- **Problem requirements**: Give back each line of the listing below that contains the string "WHAT".

- **Provided data**:
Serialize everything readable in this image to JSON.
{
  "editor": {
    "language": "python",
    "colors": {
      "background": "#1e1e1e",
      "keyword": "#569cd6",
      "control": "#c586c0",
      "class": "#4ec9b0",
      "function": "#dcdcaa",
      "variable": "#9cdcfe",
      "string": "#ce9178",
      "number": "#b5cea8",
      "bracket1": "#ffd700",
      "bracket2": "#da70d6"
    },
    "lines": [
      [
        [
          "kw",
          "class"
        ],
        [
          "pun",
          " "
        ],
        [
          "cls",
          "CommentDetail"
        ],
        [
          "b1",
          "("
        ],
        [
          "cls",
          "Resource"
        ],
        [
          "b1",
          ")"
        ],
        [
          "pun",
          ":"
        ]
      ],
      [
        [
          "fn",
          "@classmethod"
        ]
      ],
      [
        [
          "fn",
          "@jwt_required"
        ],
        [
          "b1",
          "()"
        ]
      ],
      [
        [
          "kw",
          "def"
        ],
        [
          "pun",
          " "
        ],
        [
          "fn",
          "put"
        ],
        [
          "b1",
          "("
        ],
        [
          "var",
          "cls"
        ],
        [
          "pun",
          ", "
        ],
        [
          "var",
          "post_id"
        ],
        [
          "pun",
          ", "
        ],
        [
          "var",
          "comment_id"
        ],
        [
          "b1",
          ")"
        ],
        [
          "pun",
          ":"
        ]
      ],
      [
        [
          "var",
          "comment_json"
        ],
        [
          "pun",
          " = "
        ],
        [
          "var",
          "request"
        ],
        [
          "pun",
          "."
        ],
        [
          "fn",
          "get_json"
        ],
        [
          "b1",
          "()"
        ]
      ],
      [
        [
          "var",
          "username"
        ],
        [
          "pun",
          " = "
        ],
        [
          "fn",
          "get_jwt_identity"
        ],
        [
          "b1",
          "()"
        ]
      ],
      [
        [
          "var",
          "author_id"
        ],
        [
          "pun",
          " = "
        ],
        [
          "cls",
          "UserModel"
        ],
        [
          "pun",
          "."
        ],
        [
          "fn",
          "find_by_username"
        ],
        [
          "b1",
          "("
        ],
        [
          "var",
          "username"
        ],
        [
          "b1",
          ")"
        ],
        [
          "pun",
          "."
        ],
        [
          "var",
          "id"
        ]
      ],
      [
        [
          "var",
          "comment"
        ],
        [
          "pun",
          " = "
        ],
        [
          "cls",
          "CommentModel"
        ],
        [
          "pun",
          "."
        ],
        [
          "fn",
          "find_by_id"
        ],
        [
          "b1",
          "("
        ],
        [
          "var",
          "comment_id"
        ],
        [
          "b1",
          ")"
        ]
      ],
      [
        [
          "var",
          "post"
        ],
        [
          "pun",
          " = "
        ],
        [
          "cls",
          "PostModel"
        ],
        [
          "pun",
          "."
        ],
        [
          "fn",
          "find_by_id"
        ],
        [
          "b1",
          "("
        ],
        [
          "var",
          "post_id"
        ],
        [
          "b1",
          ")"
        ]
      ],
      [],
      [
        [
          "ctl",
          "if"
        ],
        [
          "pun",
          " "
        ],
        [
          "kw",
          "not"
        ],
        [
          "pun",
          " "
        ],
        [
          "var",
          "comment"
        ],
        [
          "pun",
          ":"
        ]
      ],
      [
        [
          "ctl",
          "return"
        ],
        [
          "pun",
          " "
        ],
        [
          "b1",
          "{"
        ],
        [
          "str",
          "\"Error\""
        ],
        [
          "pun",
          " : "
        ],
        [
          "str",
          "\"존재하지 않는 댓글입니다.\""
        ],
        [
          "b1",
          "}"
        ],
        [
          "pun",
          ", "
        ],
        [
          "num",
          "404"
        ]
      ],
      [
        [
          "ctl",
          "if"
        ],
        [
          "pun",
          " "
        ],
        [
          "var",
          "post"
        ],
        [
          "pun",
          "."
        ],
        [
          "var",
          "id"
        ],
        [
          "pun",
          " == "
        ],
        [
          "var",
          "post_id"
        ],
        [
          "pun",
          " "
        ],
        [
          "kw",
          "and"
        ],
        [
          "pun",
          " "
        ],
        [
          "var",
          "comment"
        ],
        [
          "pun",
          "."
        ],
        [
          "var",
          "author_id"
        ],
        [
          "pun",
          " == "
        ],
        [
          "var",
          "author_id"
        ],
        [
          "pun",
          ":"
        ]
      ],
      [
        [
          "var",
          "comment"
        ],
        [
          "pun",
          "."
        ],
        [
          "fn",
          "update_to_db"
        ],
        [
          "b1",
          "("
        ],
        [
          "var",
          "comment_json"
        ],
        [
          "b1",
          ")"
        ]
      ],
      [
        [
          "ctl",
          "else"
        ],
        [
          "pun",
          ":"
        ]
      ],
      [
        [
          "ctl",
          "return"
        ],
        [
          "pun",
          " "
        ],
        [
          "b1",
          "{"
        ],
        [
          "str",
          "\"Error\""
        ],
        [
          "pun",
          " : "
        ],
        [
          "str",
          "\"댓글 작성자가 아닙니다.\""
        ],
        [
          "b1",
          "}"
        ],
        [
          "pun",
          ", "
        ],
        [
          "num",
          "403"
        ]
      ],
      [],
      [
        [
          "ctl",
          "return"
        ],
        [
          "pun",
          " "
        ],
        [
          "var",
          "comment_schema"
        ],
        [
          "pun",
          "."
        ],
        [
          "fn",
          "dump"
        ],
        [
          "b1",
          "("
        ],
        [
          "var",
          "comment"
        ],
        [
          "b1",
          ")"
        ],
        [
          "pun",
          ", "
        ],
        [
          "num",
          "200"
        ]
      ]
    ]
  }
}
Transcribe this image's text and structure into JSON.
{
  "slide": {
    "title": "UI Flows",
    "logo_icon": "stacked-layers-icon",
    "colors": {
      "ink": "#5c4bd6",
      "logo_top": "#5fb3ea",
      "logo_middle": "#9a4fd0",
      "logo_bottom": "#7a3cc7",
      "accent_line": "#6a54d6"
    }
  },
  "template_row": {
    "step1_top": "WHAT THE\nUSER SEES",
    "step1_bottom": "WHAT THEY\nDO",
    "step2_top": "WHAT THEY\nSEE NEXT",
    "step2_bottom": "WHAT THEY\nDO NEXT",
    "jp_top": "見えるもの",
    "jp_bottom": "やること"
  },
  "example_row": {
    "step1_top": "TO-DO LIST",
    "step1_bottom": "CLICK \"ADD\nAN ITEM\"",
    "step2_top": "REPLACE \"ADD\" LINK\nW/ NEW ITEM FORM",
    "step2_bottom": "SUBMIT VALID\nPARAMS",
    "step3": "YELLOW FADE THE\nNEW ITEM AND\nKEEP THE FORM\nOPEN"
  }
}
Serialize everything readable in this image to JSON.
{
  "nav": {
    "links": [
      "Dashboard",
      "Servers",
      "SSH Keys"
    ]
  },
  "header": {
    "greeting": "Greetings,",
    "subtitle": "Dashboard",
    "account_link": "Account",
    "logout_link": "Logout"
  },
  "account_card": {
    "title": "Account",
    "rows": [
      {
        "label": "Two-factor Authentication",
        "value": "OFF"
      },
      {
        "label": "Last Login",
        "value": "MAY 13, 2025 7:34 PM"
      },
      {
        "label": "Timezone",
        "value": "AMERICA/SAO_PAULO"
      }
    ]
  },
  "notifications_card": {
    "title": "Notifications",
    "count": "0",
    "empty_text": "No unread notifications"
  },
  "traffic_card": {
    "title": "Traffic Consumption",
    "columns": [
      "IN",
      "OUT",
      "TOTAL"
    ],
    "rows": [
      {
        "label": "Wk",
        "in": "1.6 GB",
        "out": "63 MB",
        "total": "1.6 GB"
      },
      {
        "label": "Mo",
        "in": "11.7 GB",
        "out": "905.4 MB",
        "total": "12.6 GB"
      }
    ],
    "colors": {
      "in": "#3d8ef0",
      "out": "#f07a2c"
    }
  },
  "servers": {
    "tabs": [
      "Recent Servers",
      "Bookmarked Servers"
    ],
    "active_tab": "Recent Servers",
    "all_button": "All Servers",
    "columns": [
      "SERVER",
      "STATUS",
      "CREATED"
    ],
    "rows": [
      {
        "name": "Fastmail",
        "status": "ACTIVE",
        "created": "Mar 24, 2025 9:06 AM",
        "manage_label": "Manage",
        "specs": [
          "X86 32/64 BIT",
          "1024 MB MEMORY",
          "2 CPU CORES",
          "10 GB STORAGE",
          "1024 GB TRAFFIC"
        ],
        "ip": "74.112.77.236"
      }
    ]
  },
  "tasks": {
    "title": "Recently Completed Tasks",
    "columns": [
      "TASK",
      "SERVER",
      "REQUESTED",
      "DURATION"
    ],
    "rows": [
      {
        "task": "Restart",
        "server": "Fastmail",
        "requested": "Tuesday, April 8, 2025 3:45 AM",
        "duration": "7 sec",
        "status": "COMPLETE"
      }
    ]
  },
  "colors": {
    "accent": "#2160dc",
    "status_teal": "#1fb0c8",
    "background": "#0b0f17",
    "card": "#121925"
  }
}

- **Completed task**:
    "step1_top": "WHAT THE\nUSER SEES",
    "step1_bottom": "WHAT THEY\nDO",
    "step2_top": "WHAT THEY\nSEE NEXT",
    "step2_bottom": "WHAT THEY\nDO NEXT",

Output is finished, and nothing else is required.